Since it appears that Daniel received a liberal education of sorts, he may have found a career in politics/the church, all standard choices. But first, he (and all Congos for that matter) took the oath of allegiance and was qualified to vote and to enjoy the same rights and privileges as the Americo-Liberians. The alliance between the two, the descendants of slaves and the would-have-been slaves, did endure as they lorded over the vastly majority indigenous population.
But the relationship had its tensions, one of which occurred in 1861, and may have affected Daniel if he still resided in Monrovia. That year, according to the late Representative J. C. N. Howard, Sr., Congos were removed from Monrovia and its outskirts. The removal was triggered apparently by resentment following the arrival of more than 4,000 Congos in barely six months; that number equaled three-quarters of the entire 5,722 that eventually landed in Liberia. Many relocated deep inside the forest (site of the current German Embassy) and joined other Congos who for decades had lived here by hunting and farming. The original group was led by Matadi. Unlike Daniel, Matadi retained his Congo name perhaps because as an adult he was never a protégé of an Americo-Liberian family.

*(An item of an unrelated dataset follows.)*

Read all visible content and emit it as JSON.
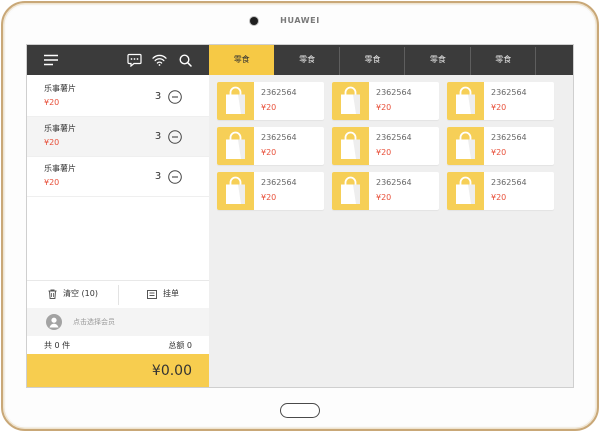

Later, some fanned out from “Matadi Village,” or Oldest Congotown, as it became known. Around 1865 they founded what turned out to be the largest Congo settlement in Liberia. It was named Paynesville because James S. Payne (later president) supported Congos during their banishment.
Today Paynesville is situated on either side of the Monrovia-Kakata Highway.
Remembering Daniel and the transatlantic slave trade reveals deep inter-relationships in Liberian history, in this case one between Americo-Liberians and Congos. For example, in the skin color-sensitive presidential election of 1869, the choice for the poor, dark-skinned Congo immigrants was simple. They joined one group of Americo-Liberians, i.e., the new True Whig Party (the party of the dark-skinned true Africans), and tilted the balance of power. The incumbent Republican Party was scorned not only for being the party of rich merchants and politicians, but it also represented mulattos, a group generally viewed as un-African. The alliance of Americo-Liberians and Congos ruled Liberia consecutively for over a century. This lengthy relationship partly explains why today the public sees both groups simply as the same: Congo people.
(Sources available upon request: firstname.lastname@example.org.)